Excerpts from an interface dataset
BEGIN
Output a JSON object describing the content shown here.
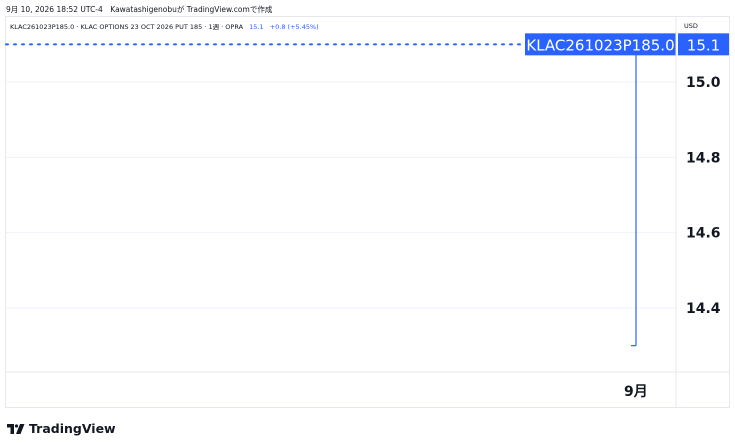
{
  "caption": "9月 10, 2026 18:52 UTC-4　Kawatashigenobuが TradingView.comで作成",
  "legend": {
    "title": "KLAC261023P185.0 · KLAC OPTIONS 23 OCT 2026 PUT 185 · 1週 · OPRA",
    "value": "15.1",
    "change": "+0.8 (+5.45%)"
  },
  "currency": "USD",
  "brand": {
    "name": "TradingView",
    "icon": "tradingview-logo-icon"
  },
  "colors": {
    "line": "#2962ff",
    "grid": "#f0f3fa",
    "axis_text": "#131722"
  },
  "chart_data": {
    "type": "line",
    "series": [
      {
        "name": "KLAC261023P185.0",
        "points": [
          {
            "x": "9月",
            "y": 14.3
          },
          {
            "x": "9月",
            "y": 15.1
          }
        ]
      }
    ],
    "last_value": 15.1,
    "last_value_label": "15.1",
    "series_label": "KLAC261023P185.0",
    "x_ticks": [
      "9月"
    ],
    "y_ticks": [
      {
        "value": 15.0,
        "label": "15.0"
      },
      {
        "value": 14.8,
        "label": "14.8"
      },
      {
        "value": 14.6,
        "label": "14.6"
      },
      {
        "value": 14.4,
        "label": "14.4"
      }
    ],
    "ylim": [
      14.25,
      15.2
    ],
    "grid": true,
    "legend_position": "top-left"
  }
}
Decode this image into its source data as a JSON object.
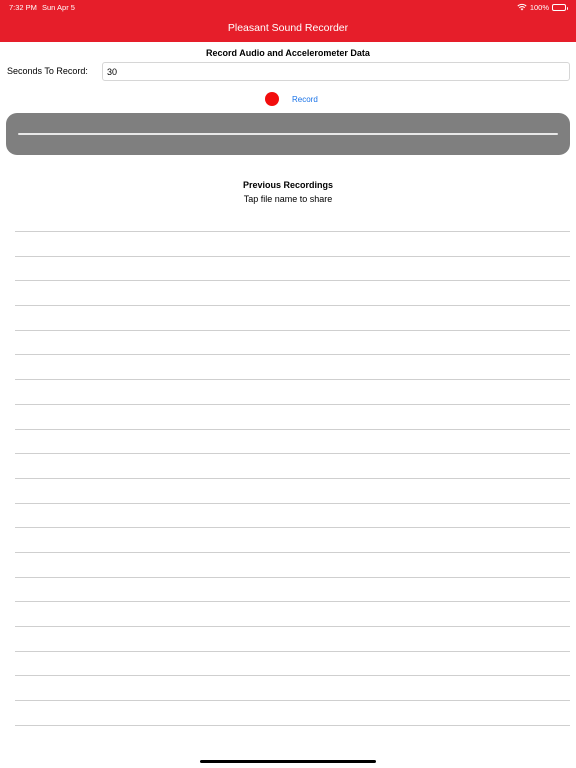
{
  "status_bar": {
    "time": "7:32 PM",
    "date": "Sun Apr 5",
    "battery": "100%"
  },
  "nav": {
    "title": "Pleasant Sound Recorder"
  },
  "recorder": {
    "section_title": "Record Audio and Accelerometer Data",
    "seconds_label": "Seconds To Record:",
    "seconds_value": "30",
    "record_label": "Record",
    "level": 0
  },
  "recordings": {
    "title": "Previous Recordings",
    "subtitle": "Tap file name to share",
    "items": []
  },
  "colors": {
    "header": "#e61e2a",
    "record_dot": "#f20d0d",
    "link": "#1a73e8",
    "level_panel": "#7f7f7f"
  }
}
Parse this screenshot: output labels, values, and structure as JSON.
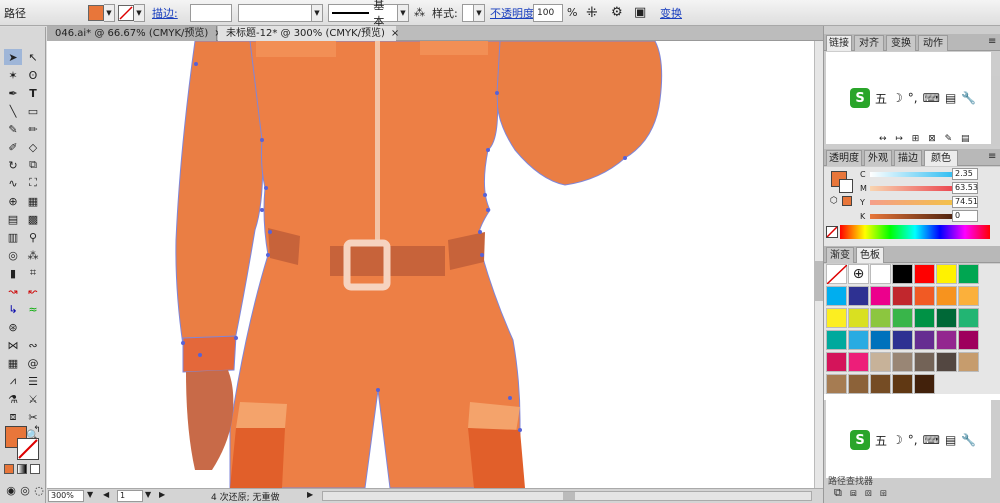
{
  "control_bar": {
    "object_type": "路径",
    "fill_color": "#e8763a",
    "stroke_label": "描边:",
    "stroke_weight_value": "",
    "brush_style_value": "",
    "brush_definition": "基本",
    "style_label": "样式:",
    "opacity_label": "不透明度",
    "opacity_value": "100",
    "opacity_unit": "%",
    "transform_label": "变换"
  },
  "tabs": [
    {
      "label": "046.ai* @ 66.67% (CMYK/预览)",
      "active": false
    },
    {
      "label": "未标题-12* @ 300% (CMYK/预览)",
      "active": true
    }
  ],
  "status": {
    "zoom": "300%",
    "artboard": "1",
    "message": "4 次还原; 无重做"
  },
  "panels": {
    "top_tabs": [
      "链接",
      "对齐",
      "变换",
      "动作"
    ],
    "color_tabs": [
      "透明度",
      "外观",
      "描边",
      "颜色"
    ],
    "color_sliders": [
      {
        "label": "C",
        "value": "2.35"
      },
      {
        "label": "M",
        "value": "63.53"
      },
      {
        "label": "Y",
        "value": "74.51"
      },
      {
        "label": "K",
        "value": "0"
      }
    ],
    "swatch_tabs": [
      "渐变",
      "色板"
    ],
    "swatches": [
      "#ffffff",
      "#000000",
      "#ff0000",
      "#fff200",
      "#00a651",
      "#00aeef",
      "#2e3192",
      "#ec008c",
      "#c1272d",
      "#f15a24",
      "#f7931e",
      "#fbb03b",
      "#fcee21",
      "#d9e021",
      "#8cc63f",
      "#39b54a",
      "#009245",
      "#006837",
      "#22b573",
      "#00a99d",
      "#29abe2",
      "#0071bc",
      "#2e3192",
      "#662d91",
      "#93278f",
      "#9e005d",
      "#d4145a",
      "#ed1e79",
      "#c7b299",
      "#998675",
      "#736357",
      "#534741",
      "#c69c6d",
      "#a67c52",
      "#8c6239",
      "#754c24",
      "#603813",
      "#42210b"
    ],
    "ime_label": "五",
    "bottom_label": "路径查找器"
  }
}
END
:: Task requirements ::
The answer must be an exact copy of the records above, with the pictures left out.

:: Task output ::
Output a JSON object describing the content shown here.
{
  "caption": "9月 10, 2026 18:52 UTC-4　Kawatashigenobuが TradingView.comで作成",
  "legend": {
    "title": "KLAC261023P185.0 · KLAC OPTIONS 23 OCT 2026 PUT 185 · 1週 · OPRA",
    "value": "15.1",
    "change": "+0.8 (+5.45%)"
  },
  "currency": "USD",
  "brand": {
    "name": "TradingView",
    "icon": "tradingview-logo-icon"
  },
  "colors": {
    "line": "#2962ff",
    "grid": "#f0f3fa",
    "axis_text": "#131722"
  },
  "chart_data": {
    "type": "line",
    "series": [
      {
        "name": "KLAC261023P185.0",
        "points": [
          {
            "x": "9月",
            "y": 14.3
          },
          {
            "x": "9月",
            "y": 15.1
          }
        ]
      }
    ],
    "last_value": 15.1,
    "last_value_label": "15.1",
    "series_label": "KLAC261023P185.0",
    "x_ticks": [
      "9月"
    ],
    "y_ticks": [
      {
        "value": 15.0,
        "label": "15.0"
      },
      {
        "value": 14.8,
        "label": "14.8"
      },
      {
        "value": 14.6,
        "label": "14.6"
      },
      {
        "value": 14.4,
        "label": "14.4"
      }
    ],
    "ylim": [
      14.25,
      15.2
    ],
    "grid": true,
    "legend_position": "top-left"
  }
}
Decode this image into its source data as a JSON object.
{
  "status_bar": {
    "time": "7:32 PM",
    "date": "Sun Apr 5",
    "battery": "100%"
  },
  "nav": {
    "title": "Pleasant Sound Recorder"
  },
  "recorder": {
    "section_title": "Record Audio and Accelerometer Data",
    "seconds_label": "Seconds To Record:",
    "seconds_value": "30",
    "record_label": "Record",
    "level": 0
  },
  "recordings": {
    "title": "Previous Recordings",
    "subtitle": "Tap file name to share",
    "items": []
  },
  "colors": {
    "header": "#e61e2a",
    "record_dot": "#f20d0d",
    "link": "#1a73e8",
    "level_panel": "#7f7f7f"
  }
}
Parse this screenshot: output labels, values, and structure as JSON.
{
  "control_bar": {
    "object_type": "路径",
    "fill_color": "#e8763a",
    "stroke_label": "描边:",
    "stroke_weight_value": "",
    "brush_style_value": "",
    "brush_definition": "基本",
    "style_label": "样式:",
    "opacity_label": "不透明度",
    "opacity_value": "100",
    "opacity_unit": "%",
    "transform_label": "变换"
  },
  "tabs": [
    {
      "label": "046.ai* @ 66.67% (CMYK/预览)",
      "active": false
    },
    {
      "label": "未标题-12* @ 300% (CMYK/预览)",
      "active": true
    }
  ],
  "status": {
    "zoom": "300%",
    "artboard": "1",
    "message": "4 次还原; 无重做"
  },
  "panels": {
    "top_tabs": [
      "链接",
      "对齐",
      "变换",
      "动作"
    ],
    "color_tabs": [
      "透明度",
      "外观",
      "描边",
      "颜色"
    ],
    "color_sliders": [
      {
        "label": "C",
        "value": "2.35"
      },
      {
        "label": "M",
        "value": "63.53"
      },
      {
        "label": "Y",
        "value": "74.51"
      },
      {
        "label": "K",
        "value": "0"
      }
    ],
    "swatch_tabs": [
      "渐变",
      "色板"
    ],
    "swatches": [
      "#ffffff",
      "#000000",
      "#ff0000",
      "#fff200",
      "#00a651",
      "#00aeef",
      "#2e3192",
      "#ec008c",
      "#c1272d",
      "#f15a24",
      "#f7931e",
      "#fbb03b",
      "#fcee21",
      "#d9e021",
      "#8cc63f",
      "#39b54a",
      "#009245",
      "#006837",
      "#22b573",
      "#00a99d",
      "#29abe2",
      "#0071bc",
      "#2e3192",
      "#662d91",
      "#93278f",
      "#9e005d",
      "#d4145a",
      "#ed1e79",
      "#c7b299",
      "#998675",
      "#736357",
      "#534741",
      "#c69c6d",
      "#a67c52",
      "#8c6239",
      "#754c24",
      "#603813",
      "#42210b"
    ],
    "ime_label": "五",
    "bottom_label": "路径查找器"
  }
}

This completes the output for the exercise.